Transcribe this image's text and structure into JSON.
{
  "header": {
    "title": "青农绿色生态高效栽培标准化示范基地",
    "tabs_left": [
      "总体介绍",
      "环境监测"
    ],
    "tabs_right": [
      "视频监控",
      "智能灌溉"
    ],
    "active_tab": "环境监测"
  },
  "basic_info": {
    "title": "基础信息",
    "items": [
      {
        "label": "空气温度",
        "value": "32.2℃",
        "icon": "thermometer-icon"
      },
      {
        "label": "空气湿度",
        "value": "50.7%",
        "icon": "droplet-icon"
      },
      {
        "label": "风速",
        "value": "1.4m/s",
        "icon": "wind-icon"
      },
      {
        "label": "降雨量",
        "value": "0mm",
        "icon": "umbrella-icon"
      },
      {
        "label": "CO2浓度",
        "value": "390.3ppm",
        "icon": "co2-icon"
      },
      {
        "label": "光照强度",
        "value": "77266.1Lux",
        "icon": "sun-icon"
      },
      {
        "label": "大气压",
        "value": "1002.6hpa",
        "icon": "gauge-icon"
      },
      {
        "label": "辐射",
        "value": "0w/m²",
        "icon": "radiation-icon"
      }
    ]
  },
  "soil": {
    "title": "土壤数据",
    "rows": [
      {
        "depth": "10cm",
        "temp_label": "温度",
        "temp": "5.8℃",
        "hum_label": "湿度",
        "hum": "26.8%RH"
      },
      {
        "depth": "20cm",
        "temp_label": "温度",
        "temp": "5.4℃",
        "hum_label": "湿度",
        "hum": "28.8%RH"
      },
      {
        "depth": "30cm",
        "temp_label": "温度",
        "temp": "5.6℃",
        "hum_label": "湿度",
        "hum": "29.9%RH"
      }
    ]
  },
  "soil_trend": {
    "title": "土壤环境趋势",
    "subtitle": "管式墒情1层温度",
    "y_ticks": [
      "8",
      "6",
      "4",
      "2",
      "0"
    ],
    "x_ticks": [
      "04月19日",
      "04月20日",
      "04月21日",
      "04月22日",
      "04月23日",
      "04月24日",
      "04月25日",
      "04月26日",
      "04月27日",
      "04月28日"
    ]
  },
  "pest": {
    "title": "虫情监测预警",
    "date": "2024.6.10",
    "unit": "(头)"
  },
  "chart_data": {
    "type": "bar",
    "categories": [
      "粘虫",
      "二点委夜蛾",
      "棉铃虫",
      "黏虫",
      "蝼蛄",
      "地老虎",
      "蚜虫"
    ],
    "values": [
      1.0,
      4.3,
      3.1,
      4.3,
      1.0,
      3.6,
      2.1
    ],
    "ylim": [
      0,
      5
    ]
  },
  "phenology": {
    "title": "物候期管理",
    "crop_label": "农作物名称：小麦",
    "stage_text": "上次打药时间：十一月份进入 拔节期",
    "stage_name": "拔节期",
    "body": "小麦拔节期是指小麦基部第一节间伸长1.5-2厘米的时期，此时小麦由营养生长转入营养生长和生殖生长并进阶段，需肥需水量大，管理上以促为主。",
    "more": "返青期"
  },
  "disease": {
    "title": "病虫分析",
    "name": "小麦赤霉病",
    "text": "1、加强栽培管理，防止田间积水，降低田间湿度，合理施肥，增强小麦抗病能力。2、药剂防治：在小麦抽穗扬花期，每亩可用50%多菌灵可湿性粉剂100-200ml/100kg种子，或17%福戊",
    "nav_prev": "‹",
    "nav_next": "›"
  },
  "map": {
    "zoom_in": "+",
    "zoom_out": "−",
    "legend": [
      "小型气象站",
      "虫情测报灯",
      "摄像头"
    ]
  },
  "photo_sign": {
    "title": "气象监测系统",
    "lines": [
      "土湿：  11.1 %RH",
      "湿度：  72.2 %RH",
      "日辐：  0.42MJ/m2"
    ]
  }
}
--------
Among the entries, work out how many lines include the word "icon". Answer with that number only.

8